KL from NYC said...

...maybe early-70s considering some of the prices, but those wig styles seem pretty outdated (a Page-Boy hair extension?).
But they could have kept things in the catalogue until they ran out of stock. That's probably why there was no date on it.

KL from NYC said...

I found something at Wikipedia:
"Switchblades remain illegal in U.S. interstate commerce since 1958 under the Switchblade Knife Act (15 U.S.C. §§1241-1245)."
The same info was at a couple of other places I checked, too.

A mail-order catalogue would probably be considered "Interstate Commerce."

Craftypants Carol said...

i love those page boy extensions! i wonder if they really worked or just looked like you had a hairy ring around your head?

i also always wonder about the size of a lot of these things - like those 3 love books and the junior accordion.

man i love looking at this stuff. :)

Brian Barnes said...

@Mr. Cavin: Good job with the coloring!

@KL: The switchblade thing worried me, too, as I knew they were illegal, but what I'm going to guess is happening is they aren't really switch blades. If you push the button, they probably pop out a little, but not fully open, which would weasel in under the regulations.

@Kars: You're probably making a joke, but both the mummy and the blonde look to be the same trick -- i.e., magnets pop them out if they are in one position but not the other (by them having differently poles on different sides, and you turn them around.)

This brings up another question about this catalog: what was the audience? I mean, a lot of stuff would only interest young kids, but some of it is relatively adult. There's a small cross-over age, but by the time you care enough for girls (notice it's all straight male titillation), I don't know how interested you'd be in the squirting pen gag. I might be really mistaken about this, because they certainly made a lot of money.

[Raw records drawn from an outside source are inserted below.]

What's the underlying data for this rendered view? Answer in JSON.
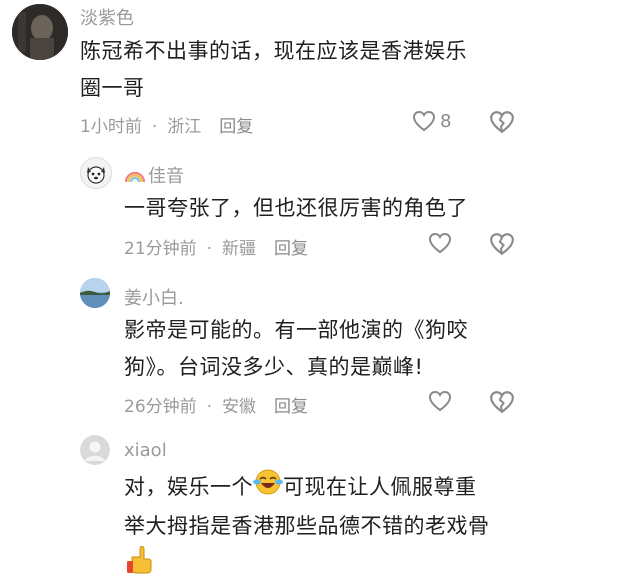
{
  "comments": [
    {
      "username": "淡紫色",
      "text_lines": [
        "陈冠希不出事的话，现在应该是香港娱乐",
        "圈一哥"
      ],
      "time": "1小时前",
      "location": "浙江",
      "reply_label": "回复",
      "like_count": "8"
    },
    {
      "username": "佳音",
      "text_lines": [
        "一哥夸张了，但也还很厉害的角色了"
      ],
      "time": "21分钟前",
      "location": "新疆",
      "reply_label": "回复"
    },
    {
      "username": "姜小白.",
      "text_lines": [
        "影帝是可能的。有一部他演的《狗咬",
        "狗》。台词没多少、真的是巅峰!"
      ],
      "time": "26分钟前",
      "location": "安徽",
      "reply_label": "回复"
    },
    {
      "username": "xiaol",
      "text_line1_before": "对，娱乐一个",
      "text_line1_after": "可现在让人佩服尊重",
      "text_line2": "举大拇指是香港那些品德不错的老戏骨"
    }
  ],
  "colors": {
    "meta_gray": "#9a9a9a",
    "icon_gray": "#8a8a8a",
    "text_dark": "#1f1f1f"
  }
}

I'm old enough to want Fatima :)

KL from NYC said...

Brian:
The major audience for most mail order catalogues was low-income and retired people. (Catalogues like Lillian Vernon carried some of these items.) I would never be surprised to see a senior citizen wearing X-Ray Specs as a joke.

The Love sachets and perfumes, and the cheap hair dye were probably aimed at gullible adults, and the hair pomade and illustrations for eyeglass frames appeared to be aimed at blacks.

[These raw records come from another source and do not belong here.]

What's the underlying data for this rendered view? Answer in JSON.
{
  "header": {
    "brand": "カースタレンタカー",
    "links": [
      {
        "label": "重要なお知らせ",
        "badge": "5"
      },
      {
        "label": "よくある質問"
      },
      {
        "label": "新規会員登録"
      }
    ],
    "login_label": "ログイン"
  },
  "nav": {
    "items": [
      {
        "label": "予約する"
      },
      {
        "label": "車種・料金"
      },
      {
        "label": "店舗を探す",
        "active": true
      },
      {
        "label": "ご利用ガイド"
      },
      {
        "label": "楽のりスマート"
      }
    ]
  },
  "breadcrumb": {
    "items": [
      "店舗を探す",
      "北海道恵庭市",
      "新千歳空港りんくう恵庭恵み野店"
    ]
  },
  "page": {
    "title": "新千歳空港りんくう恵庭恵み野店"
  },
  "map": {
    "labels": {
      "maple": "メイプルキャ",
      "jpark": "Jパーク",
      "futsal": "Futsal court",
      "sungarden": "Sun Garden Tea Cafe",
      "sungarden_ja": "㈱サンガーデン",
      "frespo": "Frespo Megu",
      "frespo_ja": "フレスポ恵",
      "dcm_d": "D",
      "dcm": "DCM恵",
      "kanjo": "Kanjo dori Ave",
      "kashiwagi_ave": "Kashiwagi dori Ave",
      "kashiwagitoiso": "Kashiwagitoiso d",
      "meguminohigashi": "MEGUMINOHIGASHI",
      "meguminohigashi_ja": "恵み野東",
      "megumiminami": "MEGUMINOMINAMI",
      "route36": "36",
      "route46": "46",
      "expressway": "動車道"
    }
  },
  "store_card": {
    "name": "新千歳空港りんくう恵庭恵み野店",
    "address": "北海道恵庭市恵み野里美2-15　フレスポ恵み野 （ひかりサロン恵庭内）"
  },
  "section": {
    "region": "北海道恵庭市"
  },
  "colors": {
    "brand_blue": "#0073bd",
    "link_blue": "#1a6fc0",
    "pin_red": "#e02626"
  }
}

Maybe Karswell can tell us where this catalogue was advertised?

Karswell said...

As mentioned in the intro to the part one post, I remember seeing ads for this guide in comic books... the thing you guys are not seeing are the boring pages I did not scan of rings and wrist watches that make up the entire other half of this catalog. A strange mix of gag gifts and lo fi bling... possibly these catalogs were aimed at people looking to get all of their Xmas shopping done via mail order for their cheap ass relatives.

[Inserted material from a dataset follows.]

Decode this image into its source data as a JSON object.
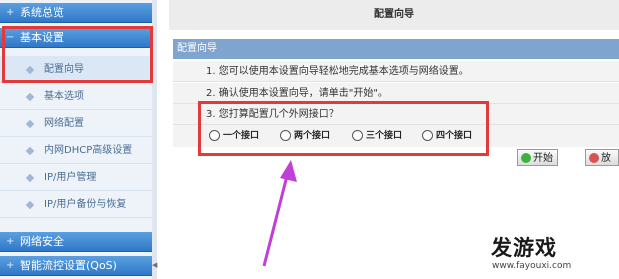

Craftypants Carol said...

oh man, i would have been geeked beyond belief if my stocking was full of this stuff!!!!!!!

Mr. Cavin said...

Thanks, Brain!

Nothing more than anecdotal evidence, but my grandfather was very much the audience for this kind of thing, at least he was when I was growing up. He was sort of a good time guy, late forties early fifties, into hanging with the rest of the scoundrels down at the bowling alley pool room--and he ate this prepackaged humor type stuff right up. He certainly spent a lot of time entertaining me with the like. He was the kind of guy who bought rubber tomahawks at Gatlingberg or pet rocks or key chain-sized Round Tuits; he loved Stuckey's and Spencer's and we'd spend hours at Myrtle Beach magic shops.

Yeah, he was awesome.

Karswell said...

Your Grampy sounds a lot like me, Mr C! I just bought a rubber tomahawk last week...

Carol: be careful what you wish for!

Drazen said...

I think the Whistling Boy and The Adoptive RIte Ritual of Order of the Eastern Star would sit comfortably on the same shelf. These would be awesome stuffing stuffers for sure. Too much fun.
And that is a great colored page Mr. C!

Mr. Cavin said...

Thanks Drazen! I like the wig twins in the bottom row. They remind me of Henri-Georges Clouzot's abandoned L'Enfer.